When I first began writing I was working full-time, and I wondered whether I would ever actually finish a book. I tried a few things in order to pinch those minutes or hours to write: Tuesday nights my husband played basketball so I declared the evening my writing evening. If he had a bye I didn’t care – it was my time to write and he had to amuse himself (which he easily did!) I also tried to grab half a day on the weekend for writing as well. In the early days I said “no” a lot. No, I can’t go out on the boat; No, I can’t have coffee; No, I can’t catch up. If I had writing planned, and you asked me out somewhere, it was an automatic no. It didn’t take long for friends and family to realise I was serious about this writing gig.

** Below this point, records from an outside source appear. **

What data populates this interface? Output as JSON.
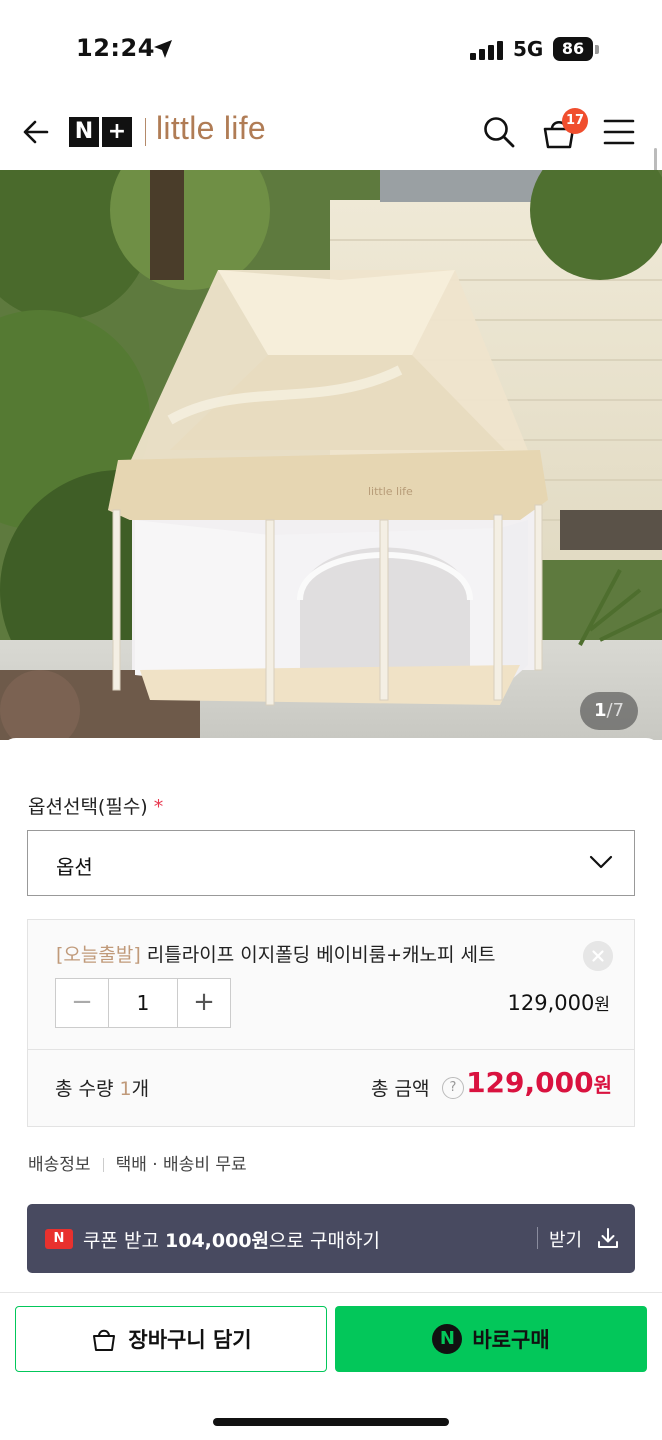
{
  "status_bar": {
    "time": "12:24",
    "network": "5G",
    "battery": "86"
  },
  "header": {
    "logo_letters": [
      "N",
      "+"
    ],
    "brand": "little life",
    "cart_count": "17",
    "icons": [
      "back-arrow-icon",
      "search-icon",
      "shopping-basket-icon",
      "hamburger-menu-icon"
    ]
  },
  "gallery": {
    "current": "1",
    "separator": "/",
    "total": "7",
    "product_print": "little life"
  },
  "option": {
    "label": "옵션선택(필수)",
    "required_mark": "*",
    "select_value": "옵션"
  },
  "selected_item": {
    "tag": "[오늘출발]",
    "name": "리틀라이프 이지폴딩 베이비룸+캐노피 세트",
    "stepper": {
      "minus": "−",
      "quantity": "1",
      "plus": "+"
    },
    "price": "129,000",
    "currency": "원"
  },
  "totals": {
    "qty_label": "총 수량",
    "qty_value": "1",
    "qty_unit": "개",
    "amount_label": "총 금액",
    "help_glyph": "?",
    "amount": "129,000",
    "currency": "원"
  },
  "shipping": {
    "label": "배송정보",
    "value": "택배 · 배송비 무료"
  },
  "coupon": {
    "badge": "N",
    "prefix": "쿠폰 받고 ",
    "amount": "104,000원",
    "suffix": "으로 구매하기",
    "action": "받기"
  },
  "actions": {
    "cart_label": "장바구니 담기",
    "buy_badge": "N",
    "buy_label": "바로구매"
  },
  "colors": {
    "accent_green": "#03c75a",
    "price_red": "#d9123f",
    "brand_brown": "#b07c55",
    "coupon_bg": "#484a60",
    "badge_red": "#f04e2e"
  }
}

Then I was fortunate enough to work for a company who did a 9-day fortnight, which meant every second Friday was a day off. You guessed it, I’d get up early, start writing and write all day. It wasn’t a day off for me.
Still I felt like it was taking way too long to finish a novel – nine months or more. I decided to get up early. So at 5.30 am every week day, my alarm would go off and I’d get up and write for an hour or so before I went to work. Some days were fantastic and I’d write 1000 words, and other days it would only be 100, but the main point was I was getting words written every day. The story would be fresh in my head so it didn’t take long for me to get right back into it.

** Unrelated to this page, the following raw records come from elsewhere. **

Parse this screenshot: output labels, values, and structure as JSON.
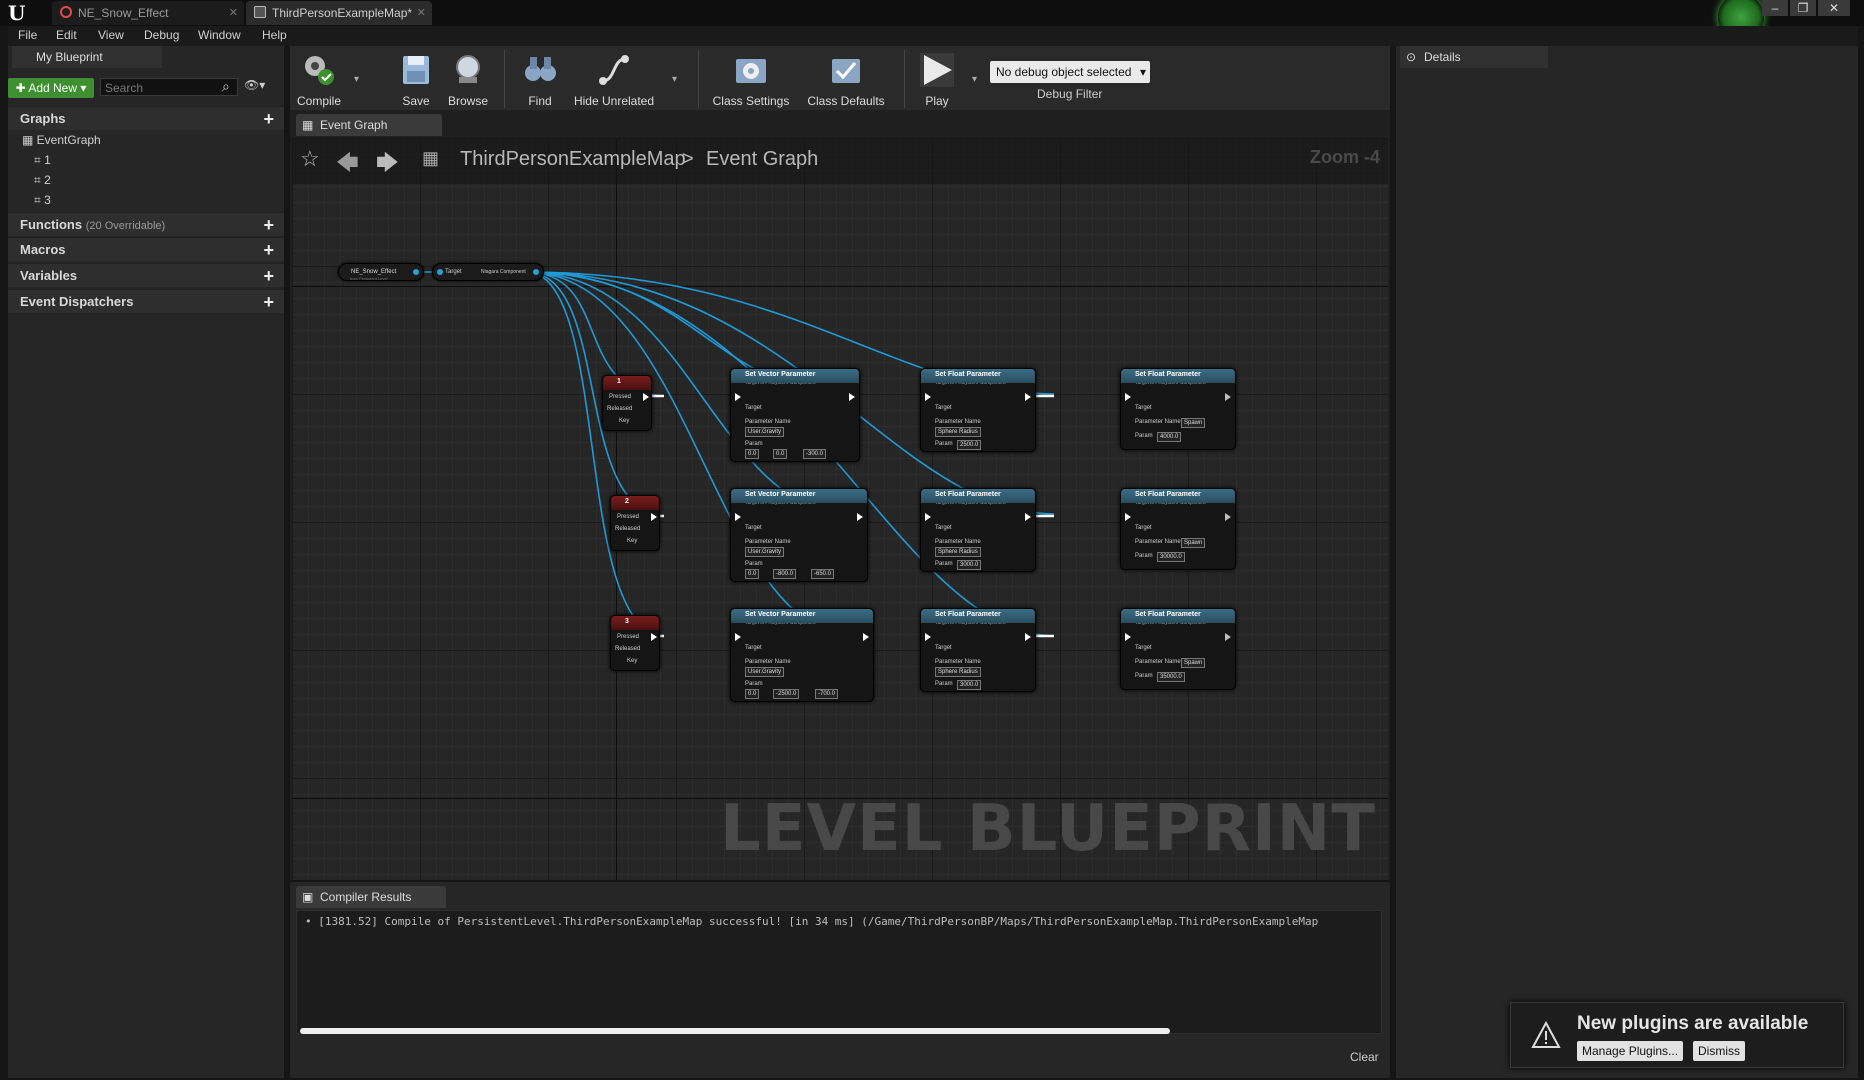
{
  "window": {
    "tabs": [
      {
        "label": "NE_Snow_Effect"
      },
      {
        "label": "ThirdPersonExampleMap*"
      }
    ],
    "controls": {
      "minimize": "–",
      "restore": "❐",
      "close": "✕"
    }
  },
  "menu": {
    "items": [
      "File",
      "Edit",
      "View",
      "Debug",
      "Window",
      "Help"
    ]
  },
  "my_blueprint": {
    "tab_label": "My Blueprint",
    "add_new_label": "Add New",
    "search_placeholder": "Search",
    "sections": {
      "graphs": "Graphs",
      "functions": "Functions",
      "functions_note": "(20 Overridable)",
      "macros": "Macros",
      "variables": "Variables",
      "dispatchers": "Event Dispatchers"
    },
    "tree": {
      "root": "EventGraph",
      "children": [
        "1",
        "2",
        "3"
      ]
    }
  },
  "toolbar": {
    "compile": "Compile",
    "save": "Save",
    "browse": "Browse",
    "find": "Find",
    "hide_unrelated": "Hide Unrelated",
    "class_settings": "Class Settings",
    "class_defaults": "Class Defaults",
    "play": "Play",
    "debug_select": "No debug object selected",
    "debug_filter": "Debug Filter"
  },
  "graph": {
    "tab_label": "Event Graph",
    "breadcrumb": {
      "map": "ThirdPersonExampleMap",
      "separator": ">",
      "graph": "Event Graph"
    },
    "zoom": "Zoom -4",
    "watermark": "LEVEL BLUEPRINT",
    "ref_node": {
      "title": "NE_Snow_Effect",
      "sub": "from Persistent Level"
    },
    "component_node": {
      "target": "Target",
      "output": "Niagara Component"
    },
    "key_nodes": [
      {
        "key": "1",
        "pressed": "Pressed",
        "released": "Released",
        "key_pin": "Key"
      },
      {
        "key": "2",
        "pressed": "Pressed",
        "released": "Released",
        "key_pin": "Key"
      },
      {
        "key": "3",
        "pressed": "Pressed",
        "released": "Released",
        "key_pin": "Key"
      }
    ],
    "vector_nodes": [
      {
        "title": "Set Vector Parameter",
        "sub": "Target is FXSystem Component",
        "target": "Target",
        "pname_label": "Parameter Name",
        "pname": "User.Gravity",
        "param_label": "Param",
        "x": "0.0",
        "y": "0.0",
        "z": "-300.0"
      },
      {
        "title": "Set Vector Parameter",
        "sub": "Target is FXSystem Component",
        "target": "Target",
        "pname_label": "Parameter Name",
        "pname": "User.Gravity",
        "param_label": "Param",
        "x": "0.0",
        "y": "-800.0",
        "z": "-650.0"
      },
      {
        "title": "Set Vector Parameter",
        "sub": "Target is FXSystem Component",
        "target": "Target",
        "pname_label": "Parameter Name",
        "pname": "User.Gravity",
        "param_label": "Param",
        "x": "0.0",
        "y": "-2500.0",
        "z": "-700.0"
      }
    ],
    "float_nodes_a": [
      {
        "title": "Set Float Parameter",
        "sub": "Target is FXSystem Component",
        "target": "Target",
        "pname_label": "Parameter Name",
        "pname": "Sphere Radius",
        "param_label": "Param",
        "value": "2500.0"
      },
      {
        "title": "Set Float Parameter",
        "sub": "Target is FXSystem Component",
        "target": "Target",
        "pname_label": "Parameter Name",
        "pname": "Sphere Radius",
        "param_label": "Param",
        "value": "3000.0"
      },
      {
        "title": "Set Float Parameter",
        "sub": "Target is FXSystem Component",
        "target": "Target",
        "pname_label": "Parameter Name",
        "pname": "Sphere Radius",
        "param_label": "Param",
        "value": "3000.0"
      }
    ],
    "float_nodes_b": [
      {
        "title": "Set Float Parameter",
        "sub": "Target is FXSystem Component",
        "target": "Target",
        "pname_label": "Parameter Name",
        "pname": "Spawn",
        "param_label": "Param",
        "value": "4000.0"
      },
      {
        "title": "Set Float Parameter",
        "sub": "Target is FXSystem Component",
        "target": "Target",
        "pname_label": "Parameter Name",
        "pname": "Spawn",
        "param_label": "Param",
        "value": "30000.0"
      },
      {
        "title": "Set Float Parameter",
        "sub": "Target is FXSystem Component",
        "target": "Target",
        "pname_label": "Parameter Name",
        "pname": "Spawn",
        "param_label": "Param",
        "value": "35000.0"
      }
    ]
  },
  "compiler": {
    "tab_label": "Compiler Results",
    "log": "[1381.52] Compile of PersistentLevel.ThirdPersonExampleMap successful! [in 34 ms] (/Game/ThirdPersonBP/Maps/ThirdPersonExampleMap.ThirdPersonExampleMap",
    "clear": "Clear"
  },
  "details": {
    "tab_label": "Details"
  },
  "notification": {
    "title": "New plugins are available",
    "manage": "Manage Plugins...",
    "dismiss": "Dismiss"
  },
  "colors": {
    "accent_green": "#3d8f2f",
    "wire_blue": "#1f9ad6",
    "node_header": "#3c6d86",
    "key_header": "#7a1c1c"
  }
}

These days I’m fortunate enough to be writing full-time. I’m usually at the computer by 8.30am and I work until 5ish. If I’m working on a first draft, I try to get 4000 words written per day. My aim is to get a first draft completed in 4-6 weeks which is pretty quick for an 80,000 word novel. If I’m editing, I try for three or four chapters. Then of course there’s all the other bits and pieces an author needs to do: promotion, marketing, networking etc. I schedule in what I want to achieve each week and work through it until I’m done.
So if you’re struggling to find time to write, try a few different options and see what works for you. If you’re not a morning person, stay up at night after everyone has gone to bed. If you’re a taxi driver for your kids, take a notebook to jot down plot ideas while you’re waiting for them. If your workplace is flexible, see if you can change your hours maybe by working an extra hour a day and taking a day off later in the week. Ask yourself if you really enjoy all those TV shows you watch, or whether there’s a couple you wouldn’t miss.
If you want to be a writer, then you make time to write.